Obama’s public scolding

The Senate last week rejected legislation that would have created more extensive background checks for gun buyers and banned high-capacity ammunition magazines.

The emotional vote drew the ire of President Barack Obama, who used the opportunity to lecture those who opposed the bill. They caved in to the wishes of the NRA, Obama said. The opponents presented no coherent arguments for opposing the legislation, the president said. Polls show that 90 percent of America supports tougher background checks, he continued, but that support clearly didn’t get through to members of the Senate.

There will surely be continued debate about new gun control measures, and we’re confident that reasonable changes can and will be made. Even the most die-hard Republicans and supporters of the Second Amendment do not want more tragic events like the shooting in Newtown, Conn., nor do they oppose the basic premise that those with serious mental illnesses should have easy access to firearms. But we certainly could do without the public scolding from Obama, who apparently has forgotten that Republicans are not the only ones who have held up important legislation on any number of issues through the years.

We’d also bet that those who voted against the changes last week do have coherent reasoning to support their vote. And since when is it a surprise when members of Congress have different opinions regarding legislation? That’s not going to change.

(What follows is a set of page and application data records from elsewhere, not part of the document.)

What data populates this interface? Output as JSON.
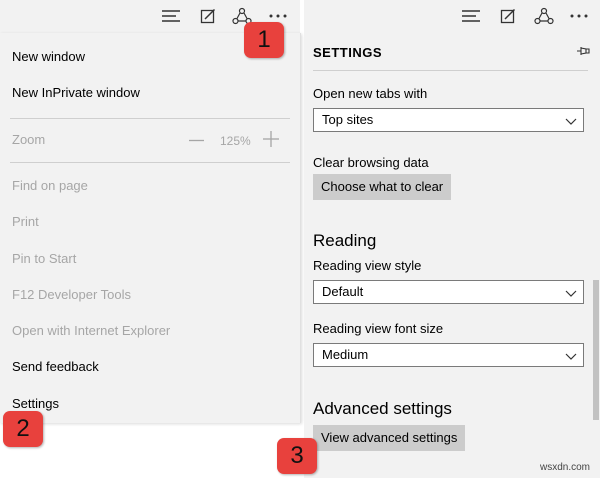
{
  "left_menu": {
    "items": [
      {
        "label": "New window",
        "enabled": true
      },
      {
        "label": "New InPrivate window",
        "enabled": true
      },
      {
        "label": "Find on page",
        "enabled": false
      },
      {
        "label": "Print",
        "enabled": false
      },
      {
        "label": "Pin to Start",
        "enabled": false
      },
      {
        "label": "F12 Developer Tools",
        "enabled": false
      },
      {
        "label": "Open with Internet Explorer",
        "enabled": false
      },
      {
        "label": "Send feedback",
        "enabled": true
      },
      {
        "label": "Settings",
        "enabled": true
      }
    ],
    "zoom": {
      "label": "Zoom",
      "value": "125%"
    }
  },
  "toolbar_icons": [
    "hub-icon",
    "web-note-icon",
    "share-icon",
    "more-icon"
  ],
  "badges": {
    "one": "1",
    "two": "2",
    "three": "3"
  },
  "settings": {
    "title": "SETTINGS",
    "open_new_tabs_label": "Open new tabs with",
    "open_new_tabs_value": "Top sites",
    "clear_browsing_label": "Clear browsing data",
    "clear_button": "Choose what to clear",
    "reading_heading": "Reading",
    "reading_view_style_label": "Reading view style",
    "reading_view_style_value": "Default",
    "reading_view_font_size_label": "Reading view font size",
    "reading_view_font_size_value": "Medium",
    "advanced_heading": "Advanced settings",
    "advanced_button": "View advanced settings"
  },
  "colors": {
    "badge": "#e8413d",
    "panel_bg": "#f2f2f2",
    "disabled_text": "#a6a6a6"
  },
  "watermark": "wsxdn.com"
}
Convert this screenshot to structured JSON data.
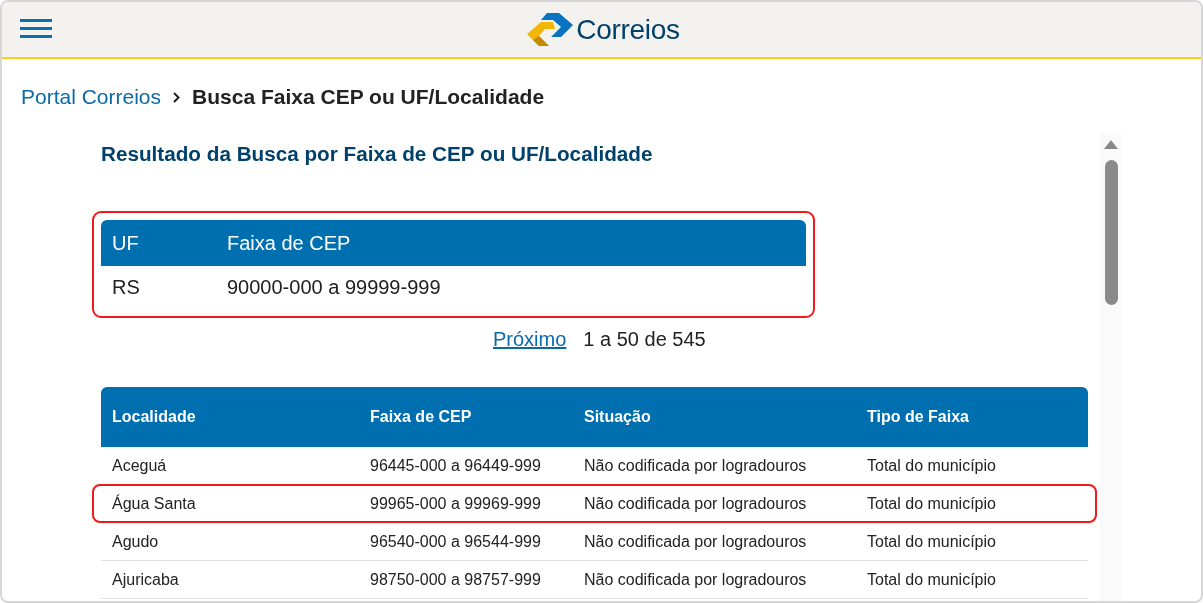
{
  "header": {
    "logo_text": "Correios"
  },
  "breadcrumb": [
    {
      "label": "Portal Correios",
      "kind": "link"
    },
    {
      "label": "Busca Faixa CEP ou UF/Localidade",
      "kind": "current"
    }
  ],
  "page_title": "Resultado da Busca por Faixa de CEP ou UF/Localidade",
  "uf_table": {
    "highlighted": true,
    "columns": [
      "UF",
      "Faixa de CEP"
    ],
    "rows": [
      [
        "RS",
        "90000-000 a 99999-999"
      ]
    ]
  },
  "pagination": {
    "next_link": "Próximo",
    "range": "1 a 50 de 545"
  },
  "locality_table": {
    "columns": [
      "Localidade",
      "Faixa de CEP",
      "Situação",
      "Tipo de Faixa"
    ],
    "rows": [
      {
        "cells": [
          "Aceguá",
          "96445-000 a 96449-999",
          "Não codificada por logradouros",
          "Total do município"
        ],
        "highlighted": false
      },
      {
        "cells": [
          "Água Santa",
          "99965-000 a 99969-999",
          "Não codificada por logradouros",
          "Total do município"
        ],
        "highlighted": true
      },
      {
        "cells": [
          "Agudo",
          "96540-000 a 96544-999",
          "Não codificada por logradouros",
          "Total do município"
        ],
        "highlighted": false
      },
      {
        "cells": [
          "Ajuricaba",
          "98750-000 a 98757-999",
          "Não codificada por logradouros",
          "Total do município"
        ],
        "highlighted": false
      }
    ]
  }
}
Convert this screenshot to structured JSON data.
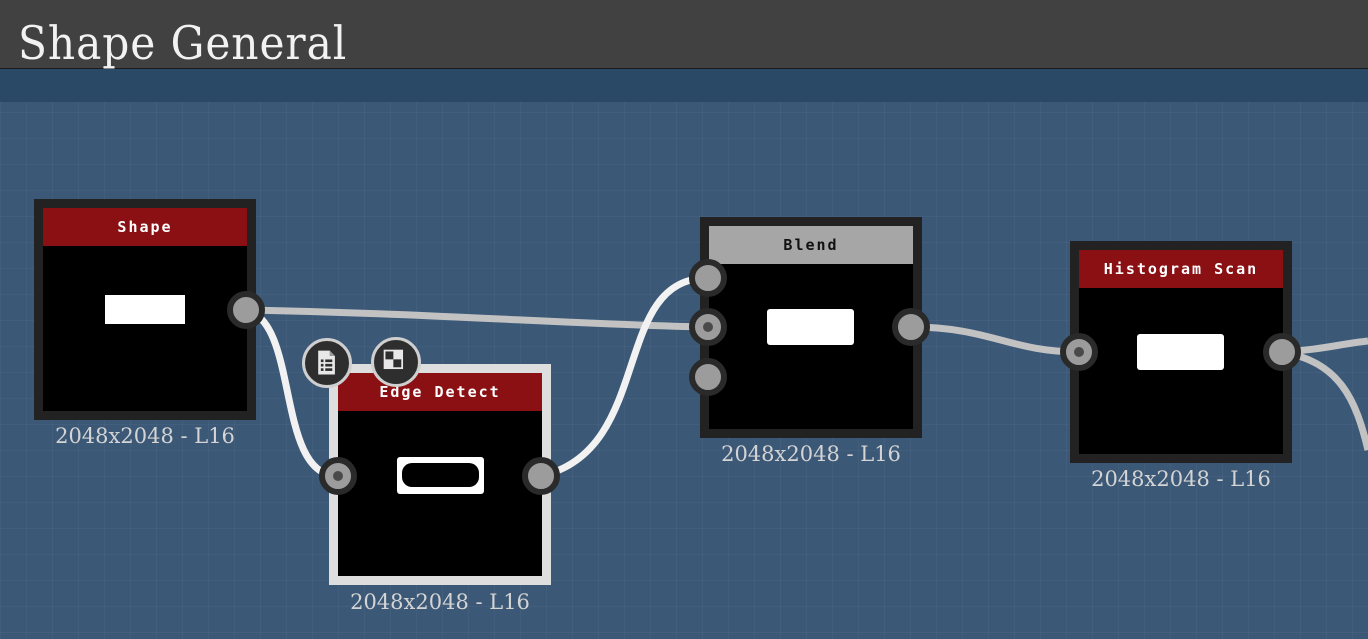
{
  "window": {
    "title": "Shape General"
  },
  "nodes": {
    "shape": {
      "label": "Shape",
      "size": "2048x2048 - L16"
    },
    "edge_detect": {
      "label": "Edge Detect",
      "size": "2048x2048 - L16"
    },
    "blend": {
      "label": "Blend",
      "size": "2048x2048 - L16"
    },
    "histogram_scan": {
      "label": "Histogram Scan",
      "size": "2048x2048 - L16"
    }
  },
  "icons": {
    "node_toolbar": [
      "document-list-icon",
      "checker-preview-icon"
    ]
  },
  "colors": {
    "canvas": "#3b5877",
    "node_header_red": "#8a1014",
    "node_header_gray": "#a6a6a6",
    "wire": "#c2c2c2",
    "wire_selected": "#f2f2f2"
  }
}
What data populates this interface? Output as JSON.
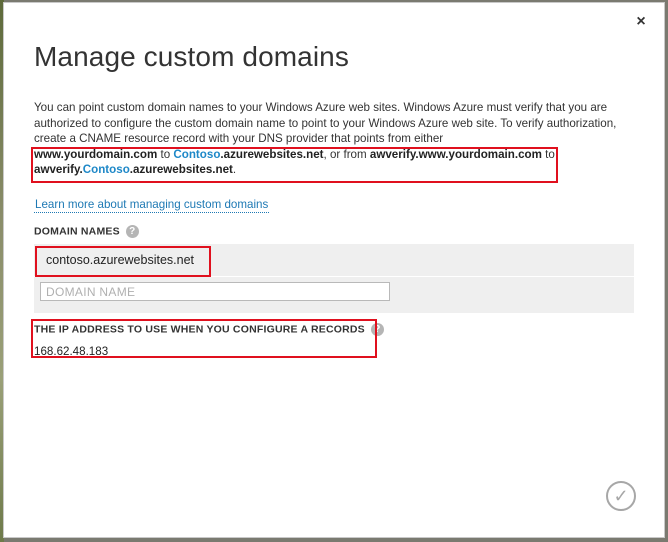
{
  "dialog": {
    "title": "Manage custom domains",
    "close_label": "×",
    "description": {
      "intro": "You can point custom domain names to your Windows Azure web sites. Windows Azure must verify that you are authorized to configure the custom domain name to point to your Windows Azure web site. To verify authorization, create a CNAME resource record with your DNS provider that points from either",
      "domain1": "www.yourdomain.com",
      "to1": " to ",
      "host1_prefix": "Contoso",
      "host1_suffix": ".azurewebsites.net",
      "or_from": ", or from ",
      "verify_domain": "awverify.www.yourdomain.com",
      "to2": " to",
      "verify_prefix": "awverify.",
      "host2_prefix": "Contoso",
      "host2_suffix": ".azurewebsites.net",
      "end": "."
    },
    "learn_more_link": "Learn more about managing custom domains",
    "domain_names": {
      "label": "DOMAIN NAMES",
      "help_icon": "?",
      "existing": "contoso.azurewebsites.net",
      "input_placeholder": "DOMAIN NAME"
    },
    "ip_section": {
      "label": "THE IP ADDRESS TO USE WHEN YOU CONFIGURE A RECORDS",
      "help_icon": "?",
      "value": "168.62.48.183"
    },
    "ok_label": "✓",
    "accent_color": "#1e88c8",
    "highlight_color": "#e0101e"
  }
}
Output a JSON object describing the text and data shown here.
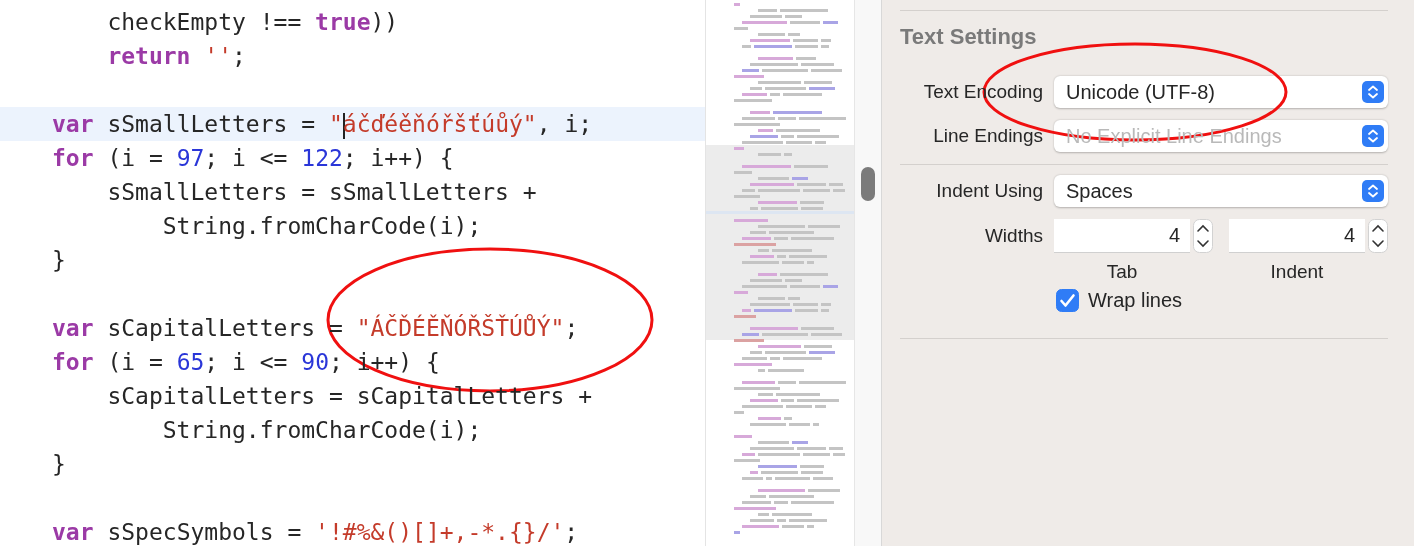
{
  "editor": {
    "lines": [
      {
        "kind": "code",
        "current": false,
        "tokens": [
          {
            "kind": "plain",
            "text": "    checkEmpty !== "
          },
          {
            "kind": "keyword",
            "text": "true"
          },
          {
            "kind": "plain",
            "text": "))"
          }
        ]
      },
      {
        "kind": "code",
        "current": false,
        "tokens": [
          {
            "kind": "keyword",
            "text": "    return "
          },
          {
            "kind": "string",
            "text": "''"
          },
          {
            "kind": "plain",
            "text": ";"
          }
        ]
      },
      {
        "kind": "blank",
        "current": false
      },
      {
        "kind": "code",
        "current": true,
        "tokens": [
          {
            "kind": "keyword",
            "text": "var"
          },
          {
            "kind": "plain",
            "text": " sSmallLetters = "
          },
          {
            "kind": "string",
            "text": "\""
          },
          {
            "kind": "string",
            "text": "áčďéěňóřšťúůý\"",
            "caret_before": true
          },
          {
            "kind": "plain",
            "text": ", i;"
          }
        ]
      },
      {
        "kind": "code",
        "current": false,
        "tokens": [
          {
            "kind": "keyword",
            "text": "for"
          },
          {
            "kind": "plain",
            "text": " (i = "
          },
          {
            "kind": "number",
            "text": "97"
          },
          {
            "kind": "plain",
            "text": "; i <= "
          },
          {
            "kind": "number",
            "text": "122"
          },
          {
            "kind": "plain",
            "text": "; i++) {"
          }
        ]
      },
      {
        "kind": "code",
        "current": false,
        "tokens": [
          {
            "kind": "plain",
            "text": "    sSmallLetters = sSmallLetters +"
          }
        ]
      },
      {
        "kind": "code",
        "current": false,
        "tokens": [
          {
            "kind": "plain",
            "text": "        String.fromCharCode(i);"
          }
        ]
      },
      {
        "kind": "code",
        "current": false,
        "tokens": [
          {
            "kind": "plain",
            "text": "}"
          }
        ]
      },
      {
        "kind": "blank",
        "current": false
      },
      {
        "kind": "code",
        "current": false,
        "tokens": [
          {
            "kind": "keyword",
            "text": "var"
          },
          {
            "kind": "plain",
            "text": " sCapitalLetters = "
          },
          {
            "kind": "string",
            "text": "\"ÁČĎÉĚŇÓŘŠŤÚŮÝ\""
          },
          {
            "kind": "plain",
            "text": ";"
          }
        ]
      },
      {
        "kind": "code",
        "current": false,
        "tokens": [
          {
            "kind": "keyword",
            "text": "for"
          },
          {
            "kind": "plain",
            "text": " (i = "
          },
          {
            "kind": "number",
            "text": "65"
          },
          {
            "kind": "plain",
            "text": "; i <= "
          },
          {
            "kind": "number",
            "text": "90"
          },
          {
            "kind": "plain",
            "text": "; i++) {"
          }
        ]
      },
      {
        "kind": "code",
        "current": false,
        "tokens": [
          {
            "kind": "plain",
            "text": "    sCapitalLetters = sCapitalLetters +"
          }
        ]
      },
      {
        "kind": "code",
        "current": false,
        "tokens": [
          {
            "kind": "plain",
            "text": "        String.fromCharCode(i);"
          }
        ]
      },
      {
        "kind": "code",
        "current": false,
        "tokens": [
          {
            "kind": "plain",
            "text": "}"
          }
        ]
      },
      {
        "kind": "blank",
        "current": false
      },
      {
        "kind": "code",
        "current": false,
        "tokens": [
          {
            "kind": "keyword",
            "text": "var"
          },
          {
            "kind": "plain",
            "text": " sSpecSymbols = "
          },
          {
            "kind": "string",
            "text": "'!#%&()[]+,-*.{}/'"
          },
          {
            "kind": "plain",
            "text": ";"
          }
        ]
      }
    ]
  },
  "inspector": {
    "section_title": "Text Settings",
    "popups": [
      {
        "label": "Text Encoding",
        "value": "Unicode (UTF-8)",
        "disabled": false
      },
      {
        "label": "Line Endings",
        "value": "No Explicit Line Endings",
        "disabled": true
      },
      {
        "label": "Indent Using",
        "value": "Spaces",
        "disabled": false
      }
    ],
    "widths": {
      "label": "Widths",
      "fields": [
        {
          "value": "4",
          "caption": "Tab"
        },
        {
          "value": "4",
          "caption": "Indent"
        }
      ]
    },
    "wrap_lines": {
      "label": "Wrap lines",
      "checked": true
    }
  }
}
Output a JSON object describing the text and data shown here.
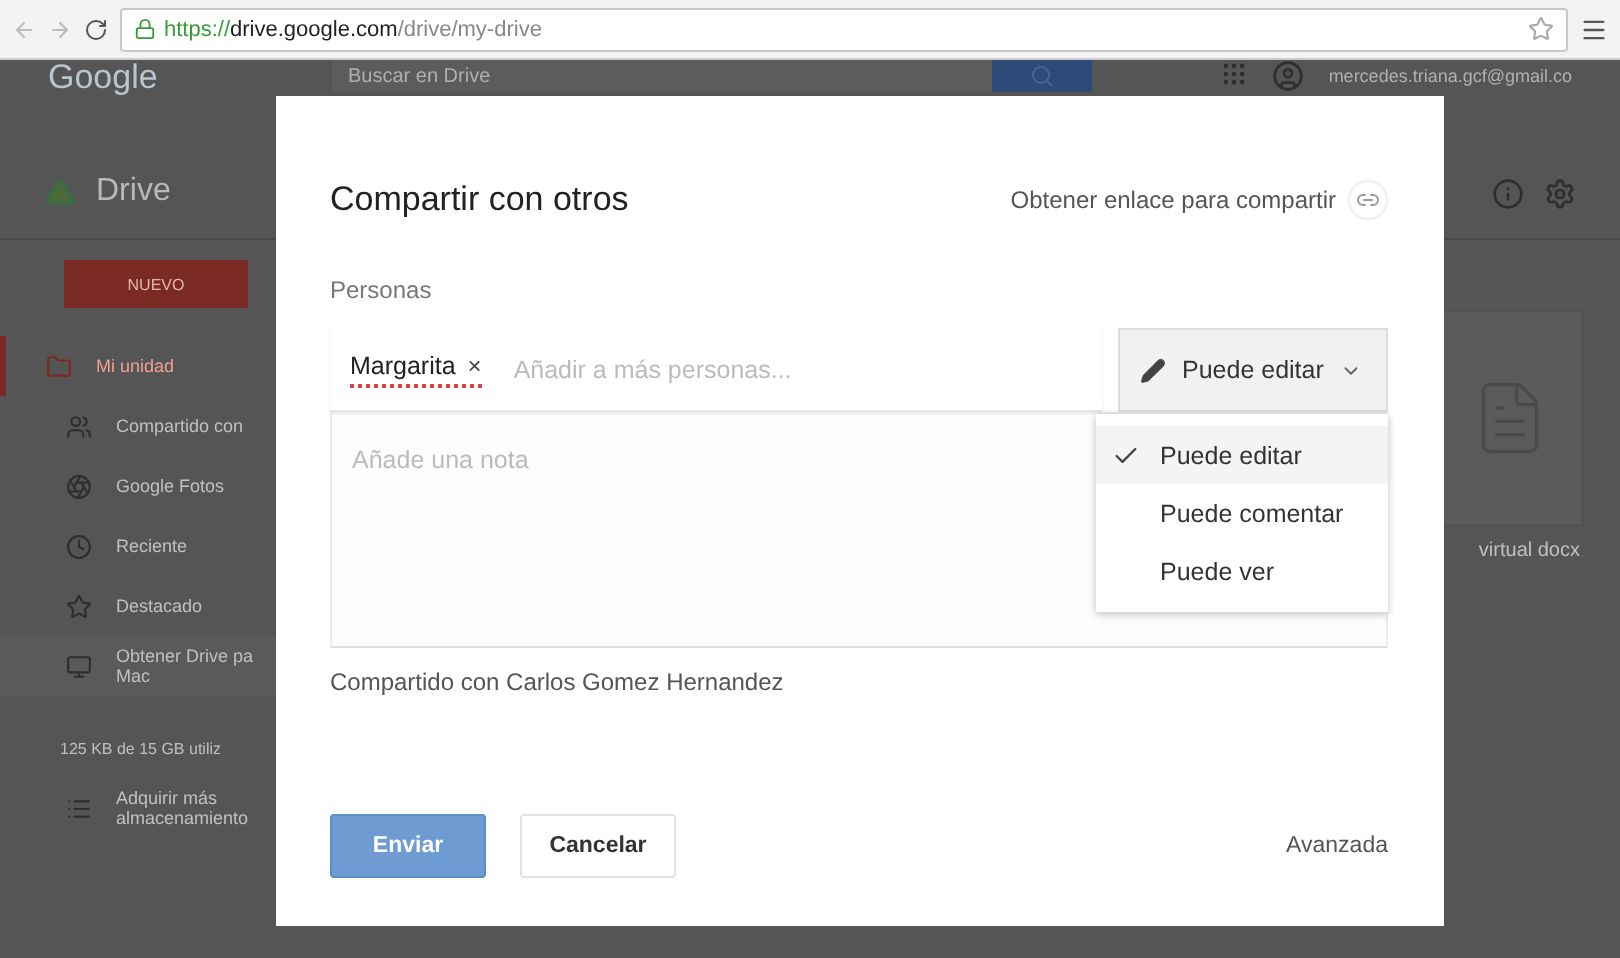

We agree with Obama that the effort to toughen gun laws isn’t over. The debate shouldn’t be over, but we also hope it’s approached with reason on both sides.